[YOUR TASK]: Where a line of the records contains the word "data", show that line.

[SOURCE INFORMATION]:

──────

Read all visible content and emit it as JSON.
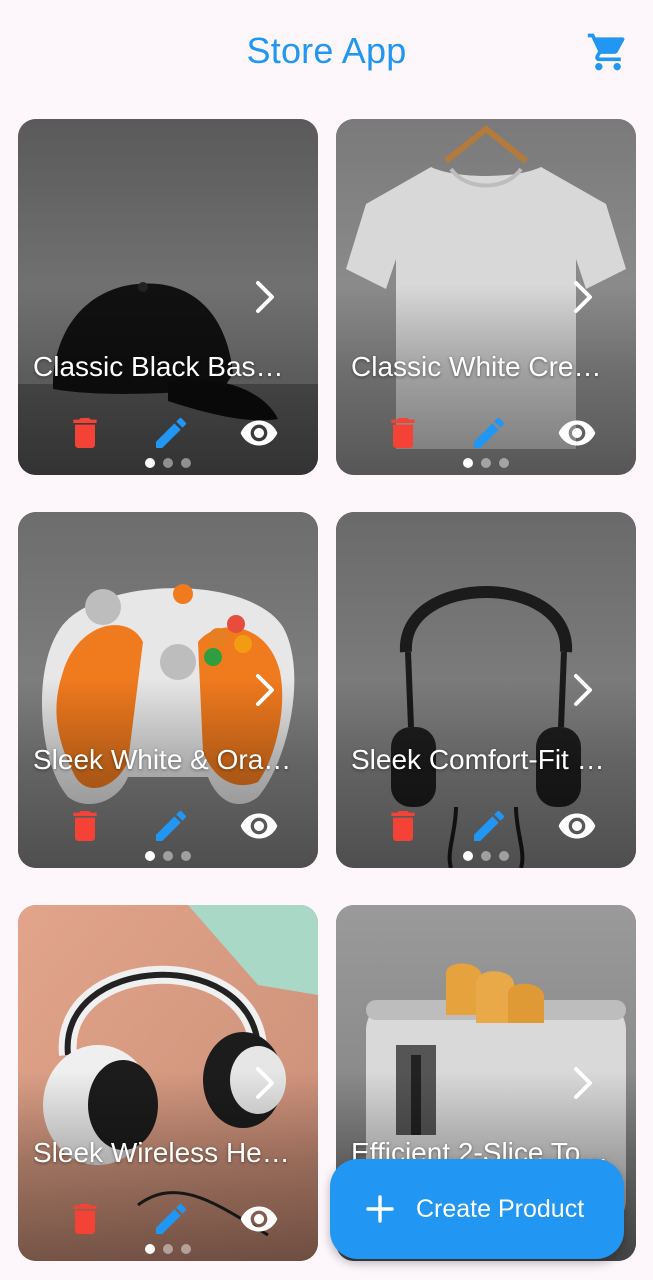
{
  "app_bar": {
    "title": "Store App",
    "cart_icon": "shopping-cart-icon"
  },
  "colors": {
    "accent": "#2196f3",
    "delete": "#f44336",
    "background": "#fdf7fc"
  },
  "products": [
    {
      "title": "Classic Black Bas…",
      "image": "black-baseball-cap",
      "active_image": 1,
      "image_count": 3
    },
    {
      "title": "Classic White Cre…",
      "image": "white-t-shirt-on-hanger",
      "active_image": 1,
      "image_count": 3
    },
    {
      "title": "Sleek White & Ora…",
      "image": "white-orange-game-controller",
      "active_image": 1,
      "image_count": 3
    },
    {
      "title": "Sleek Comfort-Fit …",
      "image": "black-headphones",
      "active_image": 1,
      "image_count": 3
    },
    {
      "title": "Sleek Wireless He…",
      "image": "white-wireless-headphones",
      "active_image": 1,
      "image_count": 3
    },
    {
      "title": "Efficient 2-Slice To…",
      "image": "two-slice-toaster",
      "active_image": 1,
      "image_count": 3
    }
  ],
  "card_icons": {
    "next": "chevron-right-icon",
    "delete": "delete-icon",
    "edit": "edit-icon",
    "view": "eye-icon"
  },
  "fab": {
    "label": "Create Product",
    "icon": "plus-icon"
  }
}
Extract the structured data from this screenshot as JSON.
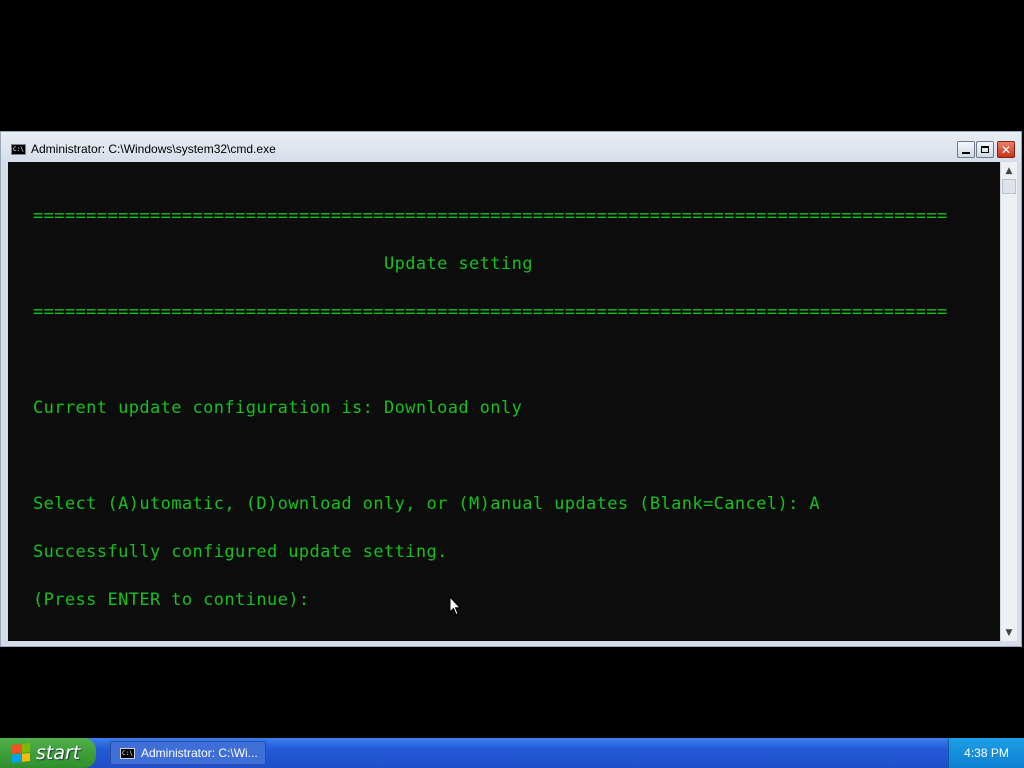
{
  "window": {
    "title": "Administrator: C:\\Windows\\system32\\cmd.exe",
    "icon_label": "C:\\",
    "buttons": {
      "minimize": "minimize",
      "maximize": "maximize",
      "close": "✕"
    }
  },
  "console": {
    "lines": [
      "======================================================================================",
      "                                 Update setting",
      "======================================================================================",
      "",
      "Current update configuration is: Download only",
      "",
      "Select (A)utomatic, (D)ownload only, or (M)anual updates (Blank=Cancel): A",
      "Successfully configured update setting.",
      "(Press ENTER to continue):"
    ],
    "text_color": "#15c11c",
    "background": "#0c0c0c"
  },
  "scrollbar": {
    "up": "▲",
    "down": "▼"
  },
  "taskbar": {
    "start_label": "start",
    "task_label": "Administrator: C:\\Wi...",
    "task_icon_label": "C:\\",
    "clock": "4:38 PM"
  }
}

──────

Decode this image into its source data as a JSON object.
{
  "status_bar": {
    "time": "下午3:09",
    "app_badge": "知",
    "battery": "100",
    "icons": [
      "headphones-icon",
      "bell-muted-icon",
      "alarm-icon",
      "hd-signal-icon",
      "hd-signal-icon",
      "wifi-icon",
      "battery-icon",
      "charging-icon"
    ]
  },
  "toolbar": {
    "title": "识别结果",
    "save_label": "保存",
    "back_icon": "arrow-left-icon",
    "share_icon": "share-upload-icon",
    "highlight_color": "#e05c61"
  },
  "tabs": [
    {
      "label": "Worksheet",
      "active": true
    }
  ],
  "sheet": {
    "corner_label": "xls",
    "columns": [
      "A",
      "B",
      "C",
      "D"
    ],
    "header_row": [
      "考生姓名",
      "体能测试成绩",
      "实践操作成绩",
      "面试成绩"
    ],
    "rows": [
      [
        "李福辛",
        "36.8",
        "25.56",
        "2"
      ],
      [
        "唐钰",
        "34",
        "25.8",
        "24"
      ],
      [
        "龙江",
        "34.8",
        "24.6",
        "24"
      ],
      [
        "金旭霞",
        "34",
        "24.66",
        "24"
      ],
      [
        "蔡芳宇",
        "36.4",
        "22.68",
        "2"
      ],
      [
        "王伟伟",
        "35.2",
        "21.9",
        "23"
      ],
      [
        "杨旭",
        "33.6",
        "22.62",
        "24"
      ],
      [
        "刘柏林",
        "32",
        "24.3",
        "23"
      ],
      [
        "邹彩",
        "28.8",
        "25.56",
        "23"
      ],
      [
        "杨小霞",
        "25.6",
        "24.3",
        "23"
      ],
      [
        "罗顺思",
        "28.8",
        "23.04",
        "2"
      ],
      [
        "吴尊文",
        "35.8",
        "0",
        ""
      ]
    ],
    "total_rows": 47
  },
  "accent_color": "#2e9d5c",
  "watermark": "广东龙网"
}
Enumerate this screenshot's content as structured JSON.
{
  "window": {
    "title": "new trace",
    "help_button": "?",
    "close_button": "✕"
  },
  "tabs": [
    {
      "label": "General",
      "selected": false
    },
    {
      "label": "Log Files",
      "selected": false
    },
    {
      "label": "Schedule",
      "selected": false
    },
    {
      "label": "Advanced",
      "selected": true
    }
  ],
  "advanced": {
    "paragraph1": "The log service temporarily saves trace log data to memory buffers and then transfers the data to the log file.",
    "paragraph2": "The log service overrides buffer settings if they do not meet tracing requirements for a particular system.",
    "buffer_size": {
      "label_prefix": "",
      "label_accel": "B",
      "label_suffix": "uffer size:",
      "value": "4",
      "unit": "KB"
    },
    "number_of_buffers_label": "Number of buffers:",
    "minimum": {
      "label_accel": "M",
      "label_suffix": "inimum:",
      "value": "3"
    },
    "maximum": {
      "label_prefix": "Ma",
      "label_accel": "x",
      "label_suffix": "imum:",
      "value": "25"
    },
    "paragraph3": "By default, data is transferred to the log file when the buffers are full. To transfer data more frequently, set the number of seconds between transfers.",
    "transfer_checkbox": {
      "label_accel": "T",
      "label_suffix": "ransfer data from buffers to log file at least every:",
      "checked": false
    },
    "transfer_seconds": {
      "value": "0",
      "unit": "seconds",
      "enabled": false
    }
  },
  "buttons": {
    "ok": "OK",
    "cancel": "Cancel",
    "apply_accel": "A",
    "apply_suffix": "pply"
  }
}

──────

[RESPONSE BELOW]:
Extract the structured data from this screenshot as JSON.
Decode this image into its source data as a JSON object.
    "paragraph1": "The log service temporarily saves trace log data to memory buffers and then transfers the data to the log file.",
    "paragraph3": "By default, data is transferred to the log file when the buffers are full. To transfer data more frequently, set the number of seconds between transfers.",
      "label_suffix": "ransfer data from buffers to log file at least every:",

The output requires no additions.